- EXERCISE AIM
If a line in the data below contains "favicon", copy it.

[[ SOURCE RECORDS, beginning ]]

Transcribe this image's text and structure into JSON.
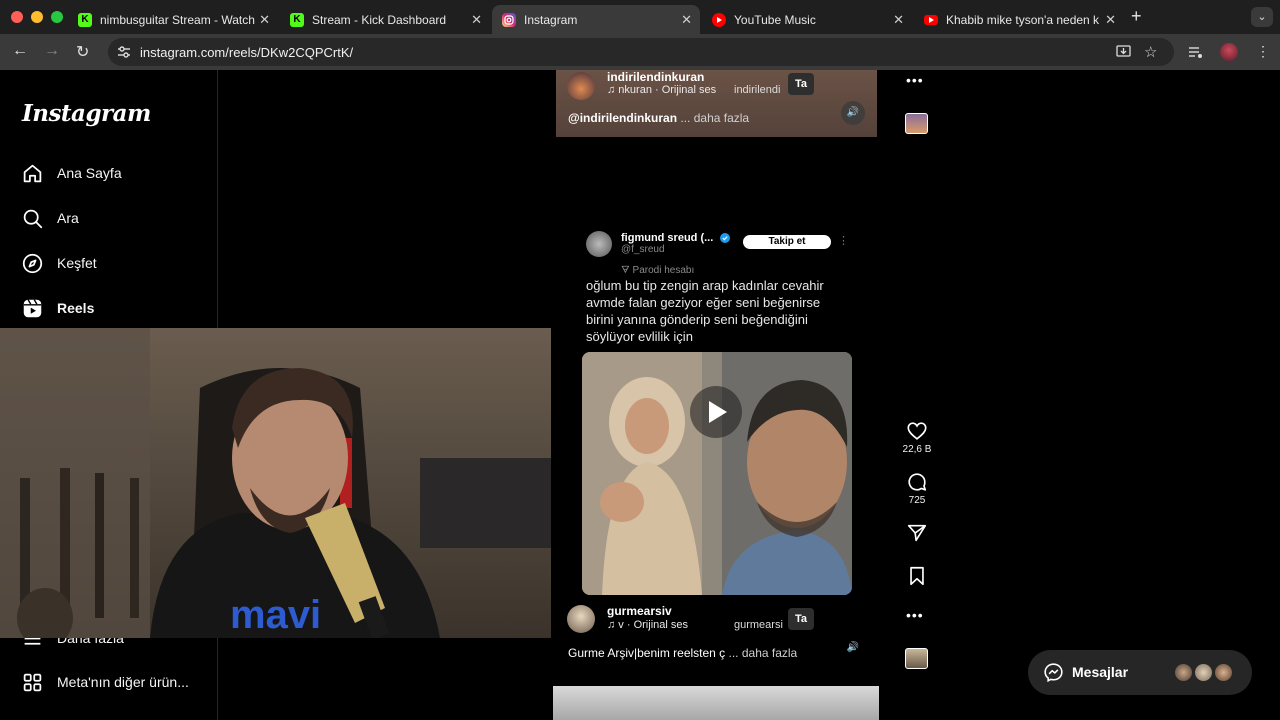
{
  "browser": {
    "tabs": [
      {
        "title": "nimbusguitar Stream - Watch",
        "favicon": "kick-icon",
        "color": "#53fc18"
      },
      {
        "title": "Stream - Kick Dashboard",
        "favicon": "kick-icon",
        "color": "#53fc18"
      },
      {
        "title": "Instagram",
        "favicon": "instagram-icon",
        "color": "#e1306c",
        "active": true
      },
      {
        "title": "YouTube Music",
        "favicon": "youtube-music-icon",
        "color": "#ff0000"
      },
      {
        "title": "Khabib mike tyson'a neden k",
        "favicon": "youtube-icon",
        "color": "#ff0000"
      }
    ],
    "url": "instagram.com/reels/DKw2CQPCrtK/"
  },
  "sidebar": {
    "logo": "Instagram",
    "items": [
      {
        "label": "Ana Sayfa",
        "icon": "home-icon"
      },
      {
        "label": "Ara",
        "icon": "search-icon"
      },
      {
        "label": "Keşfet",
        "icon": "compass-icon"
      },
      {
        "label": "Reels",
        "icon": "reels-icon"
      },
      {
        "label": "Daha fazla",
        "icon": "menu-icon"
      },
      {
        "label": "Meta'nın diğer ürün...",
        "icon": "meta-apps-icon"
      }
    ]
  },
  "reel_top": {
    "username": "indirilendinkuran",
    "audio": "♫ nkuran · Orijinal ses",
    "audio_right": "indirilendi",
    "follow_chip": "Ta",
    "caption_user": "@indirilendinkuran",
    "caption_more": "... daha fazla"
  },
  "reel_main": {
    "tweet_name": "figmund sreud (...",
    "tweet_handle": "@f_sreud",
    "tweet_parody": "Parodi hesabı",
    "tweet_follow": "Takip et",
    "tweet_text": "oğlum bu tip zengin arap kadınlar cevahir avmde falan geziyor eğer seni beğenirse birini yanına gönderip seni beğendiğini söylüyor evlilik için",
    "username": "gurmearsiv",
    "audio": "♫ v · Orijinal ses",
    "audio_right": "gurmearsi",
    "follow_chip": "Ta",
    "caption": "Gurme Arşiv|benim reelsten ç",
    "caption_more": "... daha fazla",
    "likes": "22,6 B",
    "comments": "725"
  },
  "messages": {
    "label": "Mesajlar"
  }
}
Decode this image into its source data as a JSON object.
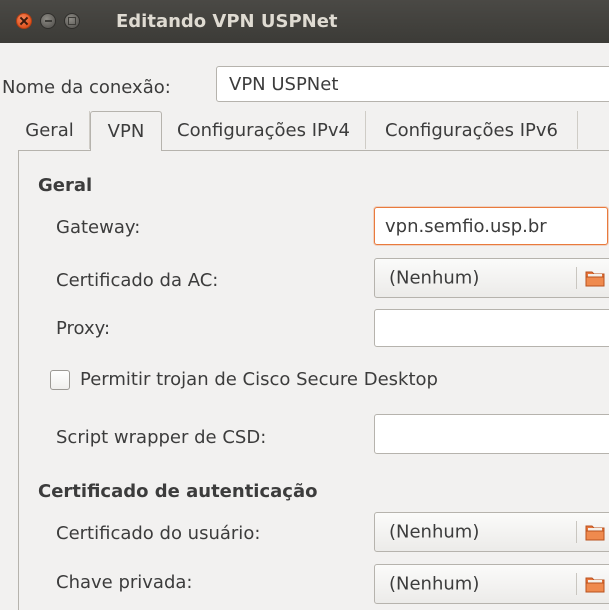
{
  "window": {
    "title": "Editando VPN USPNet"
  },
  "connection": {
    "name_label": "Nome da conexão:",
    "name_value": "VPN USPNet"
  },
  "tabs": [
    {
      "label": "Geral",
      "active": false
    },
    {
      "label": "VPN",
      "active": true
    },
    {
      "label": "Configurações IPv4",
      "active": false
    },
    {
      "label": "Configurações IPv6",
      "active": false
    }
  ],
  "general": {
    "heading": "Geral",
    "gateway_label": "Gateway:",
    "gateway_value": "vpn.semfio.usp.br",
    "ca_label": "Certificado da AC:",
    "ca_value": "(Nenhum)",
    "proxy_label": "Proxy:",
    "proxy_value": "",
    "csd_checkbox_label": "Permitir trojan de Cisco Secure Desktop",
    "csd_checked": false,
    "csd_script_label": "Script wrapper de CSD:",
    "csd_script_value": ""
  },
  "auth": {
    "heading": "Certificado de autenticação",
    "user_cert_label": "Certificado do usuário:",
    "user_cert_value": "(Nenhum)",
    "private_key_label": "Chave privada:",
    "private_key_value": "(Nenhum)"
  },
  "icons": {
    "close": "close-icon",
    "minimize": "minimize-icon",
    "maximize": "maximize-icon",
    "folder": "folder-icon"
  },
  "colors": {
    "titlebar": "#3c3b37",
    "focus_border": "#e97a3d",
    "folder": "#e8743b"
  }
}
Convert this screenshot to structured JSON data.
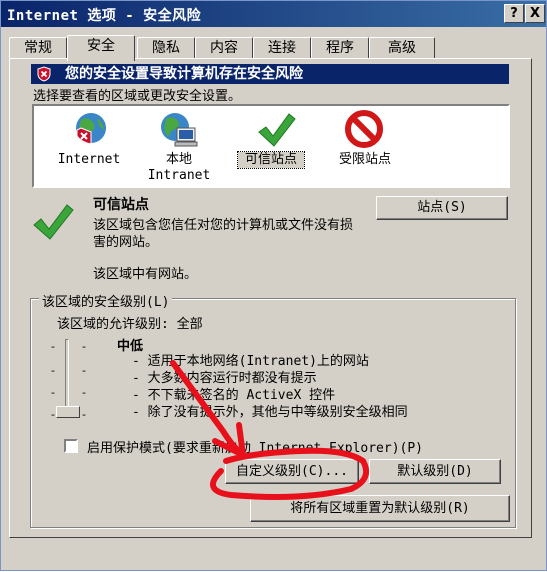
{
  "window": {
    "title": "Internet 选项 - 安全风险",
    "help_button": "?",
    "close_button": "X"
  },
  "tabs": [
    {
      "label": "常规",
      "active": false
    },
    {
      "label": "安全",
      "active": true
    },
    {
      "label": "隐私",
      "active": false
    },
    {
      "label": "内容",
      "active": false
    },
    {
      "label": "连接",
      "active": false
    },
    {
      "label": "程序",
      "active": false
    },
    {
      "label": "高级",
      "active": false
    }
  ],
  "warning": {
    "text": "您的安全设置导致计算机存在安全风险"
  },
  "instructions": "选择要查看的区域或更改安全设置。",
  "zones": [
    {
      "label_line1": "Internet",
      "label_line2": "",
      "icon": "globe-warning-icon",
      "selected": false
    },
    {
      "label_line1": "本地",
      "label_line2": "Intranet",
      "icon": "globe-computer-icon",
      "selected": false
    },
    {
      "label_line1": "可信站点",
      "label_line2": "",
      "icon": "checkmark-icon",
      "selected": true
    },
    {
      "label_line1": "受限站点",
      "label_line2": "",
      "icon": "restricted-icon",
      "selected": false
    }
  ],
  "selected_zone": {
    "name": "可信站点",
    "description": "该区域包含您信任对您的计算机或文件没有损害的网站。",
    "note": "该区域中有网站。",
    "sites_button": "站点(S)"
  },
  "security_level": {
    "group_label": "该区域的安全级别(L)",
    "allowed": "该区域的允许级别: 全部",
    "level_name": "中低",
    "level_fraction": 0.25,
    "bullets": [
      "- 适用于本地网络(Intranet)上的网站",
      "- 大多数内容运行时都没有提示",
      "- 不下载未签名的 ActiveX 控件",
      "- 除了没有提示外，其他与中等级别安全级相同"
    ]
  },
  "protected_mode": {
    "label": "启用保护模式(要求重新启动 Internet Explorer)(P)",
    "checked": false
  },
  "buttons": {
    "custom_level": "自定义级别(C)...",
    "default_level": "默认级别(D)",
    "reset_all": "将所有区域重置为默认级别(R)"
  },
  "colors": {
    "titlebar": "#0a246a",
    "warning_bg": "#0a246a",
    "annotation": "#e8101a",
    "face": "#d4d0c8"
  }
}
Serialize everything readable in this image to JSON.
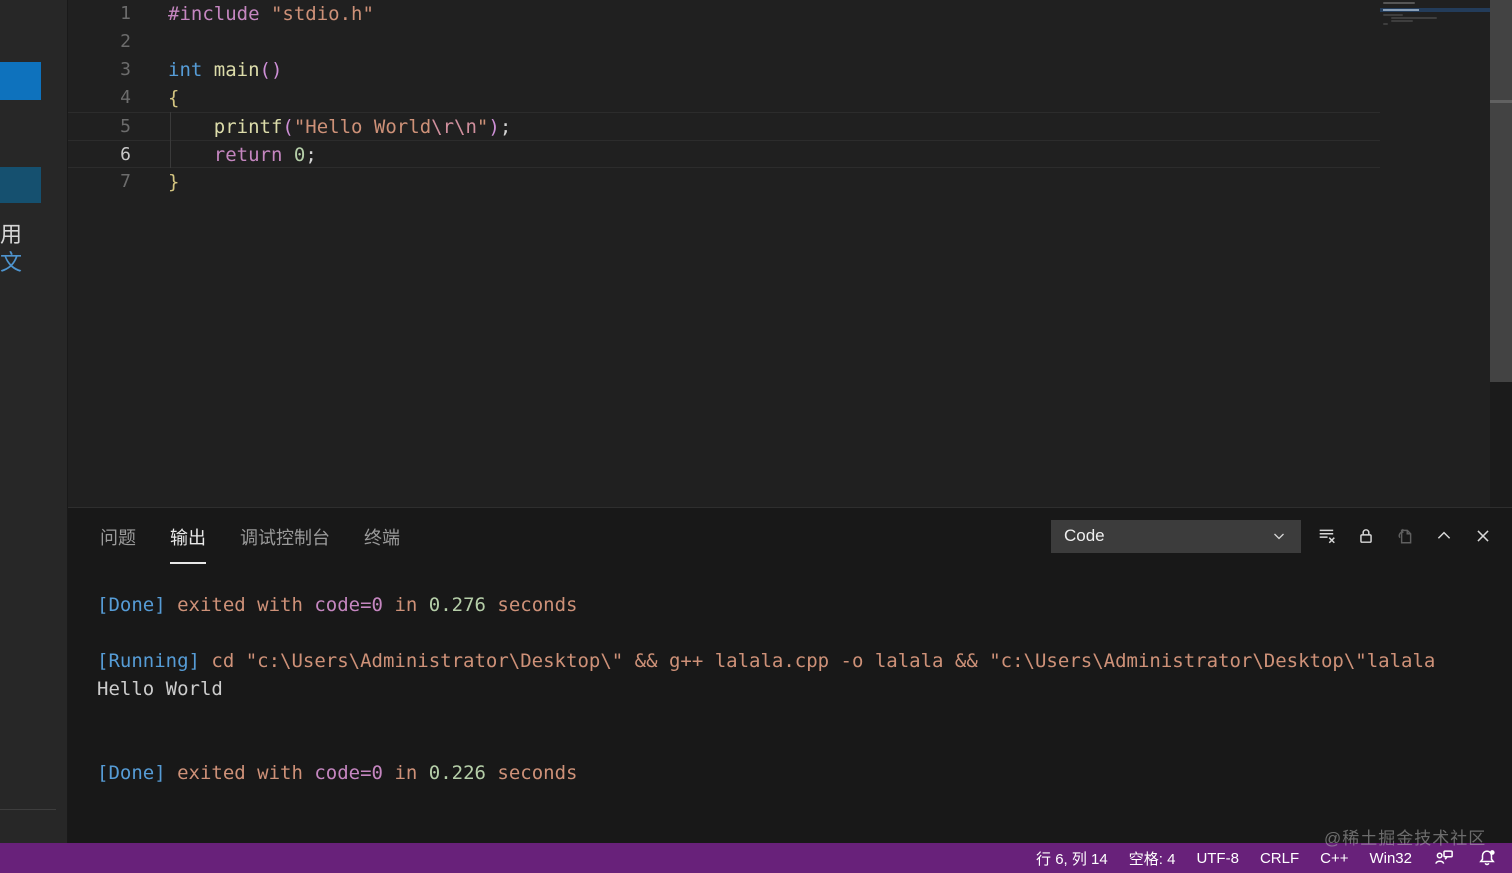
{
  "sidebar": {
    "fragment_text_1": "用",
    "fragment_text_2": "文"
  },
  "editor": {
    "lines": [
      {
        "num": 1,
        "tokens": [
          [
            "#include",
            "kw"
          ],
          [
            " ",
            "pl"
          ],
          [
            "\"stdio.h\"",
            "str"
          ]
        ]
      },
      {
        "num": 2,
        "tokens": []
      },
      {
        "num": 3,
        "tokens": [
          [
            "int",
            "type"
          ],
          [
            " ",
            "pl"
          ],
          [
            "main",
            "fn"
          ],
          [
            "()",
            "paren"
          ]
        ]
      },
      {
        "num": 4,
        "tokens": [
          [
            "{",
            "brace"
          ]
        ]
      },
      {
        "num": 5,
        "tokens": [
          [
            "    ",
            "pl"
          ],
          [
            "printf",
            "fn"
          ],
          [
            "(",
            "paren"
          ],
          [
            "\"Hello World",
            "str"
          ],
          [
            "\\r\\n",
            "esc"
          ],
          [
            "\"",
            "str"
          ],
          [
            ")",
            "paren"
          ],
          [
            ";",
            "punct"
          ]
        ],
        "hl": [
          "top"
        ]
      },
      {
        "num": 6,
        "tokens": [
          [
            "    ",
            "pl"
          ],
          [
            "return",
            "kw"
          ],
          [
            " ",
            "pl"
          ],
          [
            "0",
            "num"
          ],
          [
            ";",
            "punct"
          ]
        ],
        "hl": [
          "top",
          "bot"
        ],
        "active_num": true
      },
      {
        "num": 7,
        "tokens": [
          [
            "}",
            "brace"
          ]
        ]
      }
    ]
  },
  "panel": {
    "tabs": [
      {
        "label": "问题",
        "active": false
      },
      {
        "label": "输出",
        "active": true
      },
      {
        "label": "调试控制台",
        "active": false
      },
      {
        "label": "终端",
        "active": false
      }
    ],
    "channel_dropdown": {
      "value": "Code"
    },
    "action_icons": [
      "clear-output-icon",
      "lock-icon",
      "open-output-in-editor-icon",
      "maximize-panel-icon",
      "close-panel-icon"
    ],
    "output_lines": [
      [
        [
          "[Done]",
          "info"
        ],
        [
          " exited with ",
          "cmd"
        ],
        [
          "code=0",
          "kw"
        ],
        [
          " in ",
          "cmd"
        ],
        [
          "0.276",
          "num"
        ],
        [
          " seconds",
          "cmd"
        ]
      ],
      [],
      [
        [
          "[Running]",
          "info"
        ],
        [
          " cd \"c:\\Users\\Administrator\\Desktop\\\" && g++ lalala.cpp -o lalala && \"c:\\Users\\Administrator\\Desktop\\\"lalala",
          "cmd"
        ]
      ],
      [
        [
          "Hello World",
          "pl"
        ]
      ],
      [],
      [],
      [
        [
          "[Done]",
          "info"
        ],
        [
          " exited with ",
          "cmd"
        ],
        [
          "code=0",
          "kw"
        ],
        [
          " in ",
          "cmd"
        ],
        [
          "0.226",
          "num"
        ],
        [
          " seconds",
          "cmd"
        ]
      ]
    ]
  },
  "status_bar": {
    "items": [
      {
        "name": "cursor-position",
        "label": "行 6, 列 14"
      },
      {
        "name": "indentation",
        "label": "空格: 4"
      },
      {
        "name": "encoding",
        "label": "UTF-8"
      },
      {
        "name": "eol-sequence",
        "label": "CRLF"
      },
      {
        "name": "language-mode",
        "label": "C++"
      },
      {
        "name": "platform-target",
        "label": "Win32"
      }
    ],
    "icons": [
      "feedback-icon",
      "bell-icon"
    ]
  },
  "watermark": "@稀土掘金技术社区",
  "colors": {
    "status_bar_bg": "#68217A",
    "sidebar_button_blue": "#0e72bd",
    "sidebar_button_blue_dark": "#15506f",
    "editor_bg": "#202020",
    "panel_bg": "#181818",
    "active_tab_underline": "#e7e7e7",
    "dropdown_bg": "#3c3c3c"
  }
}
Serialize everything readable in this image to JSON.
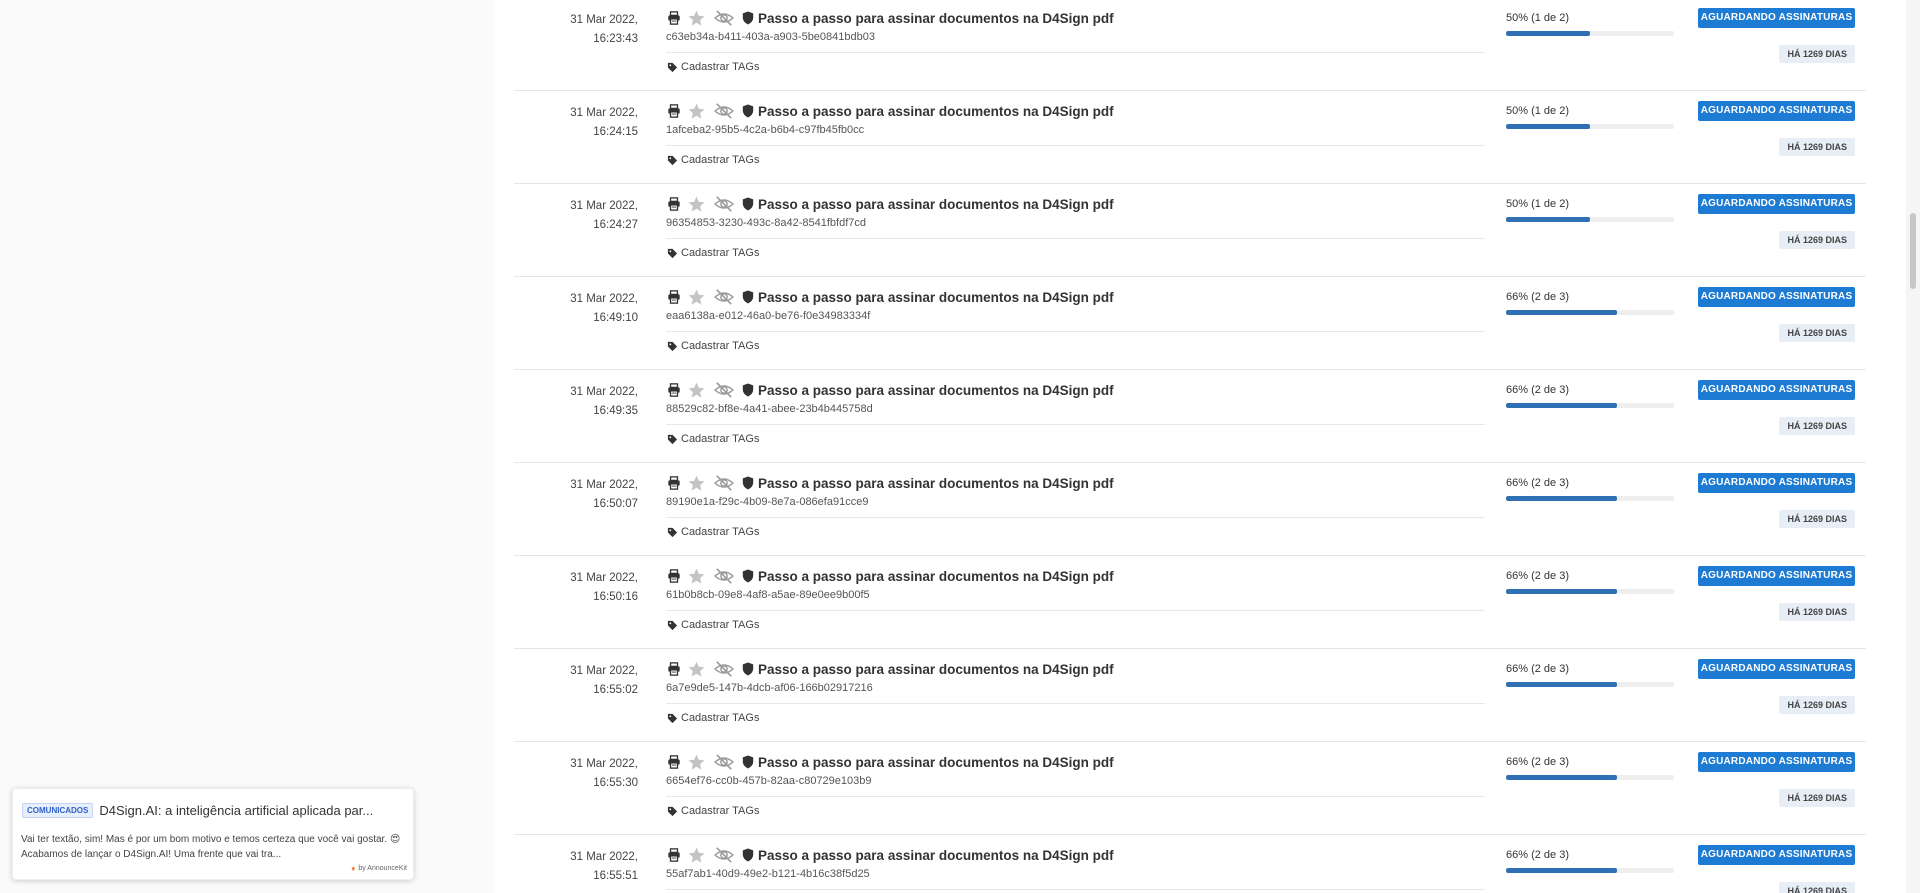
{
  "documents": [
    {
      "date": "31 Mar 2022,",
      "time": "16:23:43",
      "title": "Passo a passo para assinar documentos na D4Sign pdf",
      "id": "c63eb34a-b411-403a-a903-5be0841bdb03",
      "tags_label": "Cadastrar TAGs",
      "progress_label": "50% (1 de 2)",
      "progress_fraction": 0.5,
      "status": "AGUARDANDO ASSINATURAS",
      "age": "HÁ 1269 DIAS"
    },
    {
      "date": "31 Mar 2022,",
      "time": "16:24:15",
      "title": "Passo a passo para assinar documentos na D4Sign pdf",
      "id": "1afceba2-95b5-4c2a-b6b4-c97fb45fb0cc",
      "tags_label": "Cadastrar TAGs",
      "progress_label": "50% (1 de 2)",
      "progress_fraction": 0.5,
      "status": "AGUARDANDO ASSINATURAS",
      "age": "HÁ 1269 DIAS"
    },
    {
      "date": "31 Mar 2022,",
      "time": "16:24:27",
      "title": "Passo a passo para assinar documentos na D4Sign pdf",
      "id": "96354853-3230-493c-8a42-8541fbfdf7cd",
      "tags_label": "Cadastrar TAGs",
      "progress_label": "50% (1 de 2)",
      "progress_fraction": 0.5,
      "status": "AGUARDANDO ASSINATURAS",
      "age": "HÁ 1269 DIAS"
    },
    {
      "date": "31 Mar 2022,",
      "time": "16:49:10",
      "title": "Passo a passo para assinar documentos na D4Sign pdf",
      "id": "eaa6138a-e012-46a0-be76-f0e34983334f",
      "tags_label": "Cadastrar TAGs",
      "progress_label": "66% (2 de 3)",
      "progress_fraction": 0.66,
      "status": "AGUARDANDO ASSINATURAS",
      "age": "HÁ 1269 DIAS"
    },
    {
      "date": "31 Mar 2022,",
      "time": "16:49:35",
      "title": "Passo a passo para assinar documentos na D4Sign pdf",
      "id": "88529c82-bf8e-4a41-abee-23b4b445758d",
      "tags_label": "Cadastrar TAGs",
      "progress_label": "66% (2 de 3)",
      "progress_fraction": 0.66,
      "status": "AGUARDANDO ASSINATURAS",
      "age": "HÁ 1269 DIAS"
    },
    {
      "date": "31 Mar 2022,",
      "time": "16:50:07",
      "title": "Passo a passo para assinar documentos na D4Sign pdf",
      "id": "89190e1a-f29c-4b09-8e7a-086efa91cce9",
      "tags_label": "Cadastrar TAGs",
      "progress_label": "66% (2 de 3)",
      "progress_fraction": 0.66,
      "status": "AGUARDANDO ASSINATURAS",
      "age": "HÁ 1269 DIAS"
    },
    {
      "date": "31 Mar 2022,",
      "time": "16:50:16",
      "title": "Passo a passo para assinar documentos na D4Sign pdf",
      "id": "61b0b8cb-09e8-4af8-a5ae-89e0ee9b00f5",
      "tags_label": "Cadastrar TAGs",
      "progress_label": "66% (2 de 3)",
      "progress_fraction": 0.66,
      "status": "AGUARDANDO ASSINATURAS",
      "age": "HÁ 1269 DIAS"
    },
    {
      "date": "31 Mar 2022,",
      "time": "16:55:02",
      "title": "Passo a passo para assinar documentos na D4Sign pdf",
      "id": "6a7e9de5-147b-4dcb-af06-166b02917216",
      "tags_label": "Cadastrar TAGs",
      "progress_label": "66% (2 de 3)",
      "progress_fraction": 0.66,
      "status": "AGUARDANDO ASSINATURAS",
      "age": "HÁ 1269 DIAS"
    },
    {
      "date": "31 Mar 2022,",
      "time": "16:55:30",
      "title": "Passo a passo para assinar documentos na D4Sign pdf",
      "id": "6654ef76-cc0b-457b-82aa-c80729e103b9",
      "tags_label": "Cadastrar TAGs",
      "progress_label": "66% (2 de 3)",
      "progress_fraction": 0.66,
      "status": "AGUARDANDO ASSINATURAS",
      "age": "HÁ 1269 DIAS"
    },
    {
      "date": "31 Mar 2022,",
      "time": "16:55:51",
      "title": "Passo a passo para assinar documentos na D4Sign pdf",
      "id": "55af7ab1-40d9-49e2-b121-4b16c38f5d25",
      "tags_label": "Cadastrar TAGs",
      "progress_label": "66% (2 de 3)",
      "progress_fraction": 0.66,
      "status": "AGUARDANDO ASSINATURAS",
      "age": "HÁ 1269 DIAS"
    }
  ],
  "announcement": {
    "badge": "COMUNICADOS",
    "title": "D4Sign.AI: a inteligência artificial aplicada par...",
    "body": "Vai ter textão, sim! Mas é por um bom motivo e temos certeza que você vai gostar. 😍  Acabamos de lançar o D4Sign.AI! Uma frente que vai tra...",
    "footer": "by AnnounceKit"
  },
  "icons": {
    "print": "print-icon",
    "star": "star-icon",
    "visibility": "eye-slash-icon",
    "security": "shield-icon",
    "tag": "tag-icon"
  },
  "colors": {
    "status_button": "#1e7bd4",
    "progress_fill": "#2f6fb3",
    "age_badge_bg": "#e7eef6"
  }
}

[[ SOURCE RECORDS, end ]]

- REPLY TO THE TASK
        "favicon": "kick-icon",
        "favicon": "kick-icon",
        "favicon": "instagram-icon",
        "favicon": "youtube-music-icon",
        "favicon": "youtube-icon",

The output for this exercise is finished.